[TASK INPUT]

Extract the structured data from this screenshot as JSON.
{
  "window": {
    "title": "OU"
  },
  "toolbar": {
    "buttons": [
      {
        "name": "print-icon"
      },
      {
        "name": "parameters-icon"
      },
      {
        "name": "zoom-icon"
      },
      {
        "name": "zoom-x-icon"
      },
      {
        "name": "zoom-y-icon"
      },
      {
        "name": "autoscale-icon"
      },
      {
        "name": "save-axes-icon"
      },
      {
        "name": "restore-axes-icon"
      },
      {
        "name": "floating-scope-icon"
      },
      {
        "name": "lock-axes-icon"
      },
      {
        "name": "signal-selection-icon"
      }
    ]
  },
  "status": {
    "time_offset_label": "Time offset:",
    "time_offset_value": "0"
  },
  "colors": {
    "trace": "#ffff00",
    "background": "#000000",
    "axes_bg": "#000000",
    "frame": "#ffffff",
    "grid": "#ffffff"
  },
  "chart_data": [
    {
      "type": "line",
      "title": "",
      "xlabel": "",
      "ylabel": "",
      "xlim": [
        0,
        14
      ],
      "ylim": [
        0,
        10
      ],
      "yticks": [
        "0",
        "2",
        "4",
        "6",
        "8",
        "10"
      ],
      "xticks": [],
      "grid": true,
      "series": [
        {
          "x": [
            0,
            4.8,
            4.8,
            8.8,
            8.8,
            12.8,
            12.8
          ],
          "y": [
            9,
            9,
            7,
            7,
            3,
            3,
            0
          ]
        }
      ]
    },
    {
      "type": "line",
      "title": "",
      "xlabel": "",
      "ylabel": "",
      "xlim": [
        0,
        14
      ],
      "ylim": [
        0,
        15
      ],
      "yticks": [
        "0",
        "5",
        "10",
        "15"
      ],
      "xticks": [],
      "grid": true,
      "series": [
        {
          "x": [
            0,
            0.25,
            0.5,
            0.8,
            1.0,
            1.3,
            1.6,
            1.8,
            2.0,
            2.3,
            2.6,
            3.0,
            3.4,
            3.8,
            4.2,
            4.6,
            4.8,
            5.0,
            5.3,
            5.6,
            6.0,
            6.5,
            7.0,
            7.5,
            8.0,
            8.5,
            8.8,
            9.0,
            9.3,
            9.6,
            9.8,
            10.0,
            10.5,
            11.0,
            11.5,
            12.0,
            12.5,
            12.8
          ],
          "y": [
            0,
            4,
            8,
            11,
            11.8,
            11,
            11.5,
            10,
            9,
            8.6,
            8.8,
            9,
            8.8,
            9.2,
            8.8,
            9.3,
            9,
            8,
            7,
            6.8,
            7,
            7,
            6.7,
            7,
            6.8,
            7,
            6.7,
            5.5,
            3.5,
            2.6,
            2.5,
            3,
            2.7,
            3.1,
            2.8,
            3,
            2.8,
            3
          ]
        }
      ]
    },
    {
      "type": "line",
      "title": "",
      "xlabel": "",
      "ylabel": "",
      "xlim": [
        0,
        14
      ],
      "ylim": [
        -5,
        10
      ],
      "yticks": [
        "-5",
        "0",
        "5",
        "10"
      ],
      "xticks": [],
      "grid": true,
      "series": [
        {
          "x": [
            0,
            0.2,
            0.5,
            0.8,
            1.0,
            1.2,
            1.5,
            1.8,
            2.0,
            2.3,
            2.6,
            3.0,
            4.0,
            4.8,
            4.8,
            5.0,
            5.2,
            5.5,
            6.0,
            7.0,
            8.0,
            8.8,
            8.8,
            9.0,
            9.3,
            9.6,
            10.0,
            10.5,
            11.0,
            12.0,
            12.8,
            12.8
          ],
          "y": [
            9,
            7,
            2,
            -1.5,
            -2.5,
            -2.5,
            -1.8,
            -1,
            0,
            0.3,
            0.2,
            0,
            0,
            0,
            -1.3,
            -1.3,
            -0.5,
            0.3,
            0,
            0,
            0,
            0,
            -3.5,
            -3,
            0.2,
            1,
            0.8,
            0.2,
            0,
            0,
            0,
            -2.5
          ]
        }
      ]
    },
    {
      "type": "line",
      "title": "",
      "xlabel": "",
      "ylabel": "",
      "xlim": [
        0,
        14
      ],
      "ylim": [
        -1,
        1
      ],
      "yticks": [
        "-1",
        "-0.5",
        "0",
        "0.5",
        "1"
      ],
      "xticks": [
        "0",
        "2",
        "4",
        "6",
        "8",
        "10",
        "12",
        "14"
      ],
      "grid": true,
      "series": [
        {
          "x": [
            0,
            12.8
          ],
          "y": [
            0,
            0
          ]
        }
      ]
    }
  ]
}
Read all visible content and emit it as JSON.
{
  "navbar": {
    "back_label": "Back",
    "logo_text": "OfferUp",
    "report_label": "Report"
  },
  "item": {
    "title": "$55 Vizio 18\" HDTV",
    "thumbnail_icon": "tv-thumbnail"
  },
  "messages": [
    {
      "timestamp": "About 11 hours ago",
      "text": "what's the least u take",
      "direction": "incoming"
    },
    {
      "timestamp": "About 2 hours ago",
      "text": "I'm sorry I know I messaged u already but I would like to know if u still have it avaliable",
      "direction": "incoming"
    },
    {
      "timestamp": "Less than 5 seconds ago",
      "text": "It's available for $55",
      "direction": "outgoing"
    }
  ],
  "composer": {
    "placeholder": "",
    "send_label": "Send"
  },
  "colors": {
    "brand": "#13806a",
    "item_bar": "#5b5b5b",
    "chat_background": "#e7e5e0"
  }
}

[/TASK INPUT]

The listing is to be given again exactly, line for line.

EXERCISE SOLUTION —
Extract the structured data from this screenshot as JSON.
{
  "window": {
    "title": "OU"
  },
  "toolbar": {
    "buttons": [
      {
        "name": "print-icon"
      },
      {
        "name": "parameters-icon"
      },
      {
        "name": "zoom-icon"
      },
      {
        "name": "zoom-x-icon"
      },
      {
        "name": "zoom-y-icon"
      },
      {
        "name": "autoscale-icon"
      },
      {
        "name": "save-axes-icon"
      },
      {
        "name": "restore-axes-icon"
      },
      {
        "name": "floating-scope-icon"
      },
      {
        "name": "lock-axes-icon"
      },
      {
        "name": "signal-selection-icon"
      }
    ]
  },
  "status": {
    "time_offset_label": "Time offset:",
    "time_offset_value": "0"
  },
  "colors": {
    "trace": "#ffff00",
    "background": "#000000",
    "axes_bg": "#000000",
    "frame": "#ffffff",
    "grid": "#ffffff"
  },
  "chart_data": [
    {
      "type": "line",
      "title": "",
      "xlabel": "",
      "ylabel": "",
      "xlim": [
        0,
        14
      ],
      "ylim": [
        0,
        10
      ],
      "yticks": [
        "0",
        "2",
        "4",
        "6",
        "8",
        "10"
      ],
      "xticks": [],
      "grid": true,
      "series": [
        {
          "x": [
            0,
            4.8,
            4.8,
            8.8,
            8.8,
            12.8,
            12.8
          ],
          "y": [
            9,
            9,
            7,
            7,
            3,
            3,
            0
          ]
        }
      ]
    },
    {
      "type": "line",
      "title": "",
      "xlabel": "",
      "ylabel": "",
      "xlim": [
        0,
        14
      ],
      "ylim": [
        0,
        15
      ],
      "yticks": [
        "0",
        "5",
        "10",
        "15"
      ],
      "xticks": [],
      "grid": true,
      "series": [
        {
          "x": [
            0,
            0.25,
            0.5,
            0.8,
            1.0,
            1.3,
            1.6,
            1.8,
            2.0,
            2.3,
            2.6,
            3.0,
            3.4,
            3.8,
            4.2,
            4.6,
            4.8,
            5.0,
            5.3,
            5.6,
            6.0,
            6.5,
            7.0,
            7.5,
            8.0,
            8.5,
            8.8,
            9.0,
            9.3,
            9.6,
            9.8,
            10.0,
            10.5,
            11.0,
            11.5,
            12.0,
            12.5,
            12.8
          ],
          "y": [
            0,
            4,
            8,
            11,
            11.8,
            11,
            11.5,
            10,
            9,
            8.6,
            8.8,
            9,
            8.8,
            9.2,
            8.8,
            9.3,
            9,
            8,
            7,
            6.8,
            7,
            7,
            6.7,
            7,
            6.8,
            7,
            6.7,
            5.5,
            3.5,
            2.6,
            2.5,
            3,
            2.7,
            3.1,
            2.8,
            3,
            2.8,
            3
          ]
        }
      ]
    },
    {
      "type": "line",
      "title": "",
      "xlabel": "",
      "ylabel": "",
      "xlim": [
        0,
        14
      ],
      "ylim": [
        -5,
        10
      ],
      "yticks": [
        "-5",
        "0",
        "5",
        "10"
      ],
      "xticks": [],
      "grid": true,
      "series": [
        {
          "x": [
            0,
            0.2,
            0.5,
            0.8,
            1.0,
            1.2,
            1.5,
            1.8,
            2.0,
            2.3,
            2.6,
            3.0,
            4.0,
            4.8,
            4.8,
            5.0,
            5.2,
            5.5,
            6.0,
            7.0,
            8.0,
            8.8,
            8.8,
            9.0,
            9.3,
            9.6,
            10.0,
            10.5,
            11.0,
            12.0,
            12.8,
            12.8
          ],
          "y": [
            9,
            7,
            2,
            -1.5,
            -2.5,
            -2.5,
            -1.8,
            -1,
            0,
            0.3,
            0.2,
            0,
            0,
            0,
            -1.3,
            -1.3,
            -0.5,
            0.3,
            0,
            0,
            0,
            0,
            -3.5,
            -3,
            0.2,
            1,
            0.8,
            0.2,
            0,
            0,
            0,
            -2.5
          ]
        }
      ]
    },
    {
      "type": "line",
      "title": "",
      "xlabel": "",
      "ylabel": "",
      "xlim": [
        0,
        14
      ],
      "ylim": [
        -1,
        1
      ],
      "yticks": [
        "-1",
        "-0.5",
        "0",
        "0.5",
        "1"
      ],
      "xticks": [
        "0",
        "2",
        "4",
        "6",
        "8",
        "10",
        "12",
        "14"
      ],
      "grid": true,
      "series": [
        {
          "x": [
            0,
            12.8
          ],
          "y": [
            0,
            0
          ]
        }
      ]
    }
  ]
}
Read all visible content and emit it as JSON.
{
  "navbar": {
    "back_label": "Back",
    "logo_text": "OfferUp",
    "report_label": "Report"
  },
  "item": {
    "title": "$55 Vizio 18\" HDTV",
    "thumbnail_icon": "tv-thumbnail"
  },
  "messages": [
    {
      "timestamp": "About 11 hours ago",
      "text": "what's the least u take",
      "direction": "incoming"
    },
    {
      "timestamp": "About 2 hours ago",
      "text": "I'm sorry I know I messaged u already but I would like to know if u still have it avaliable",
      "direction": "incoming"
    },
    {
      "timestamp": "Less than 5 seconds ago",
      "text": "It's available for $55",
      "direction": "outgoing"
    }
  ],
  "composer": {
    "placeholder": "",
    "send_label": "Send"
  },
  "colors": {
    "brand": "#13806a",
    "item_bar": "#5b5b5b",
    "chat_background": "#e7e5e0"
  }
}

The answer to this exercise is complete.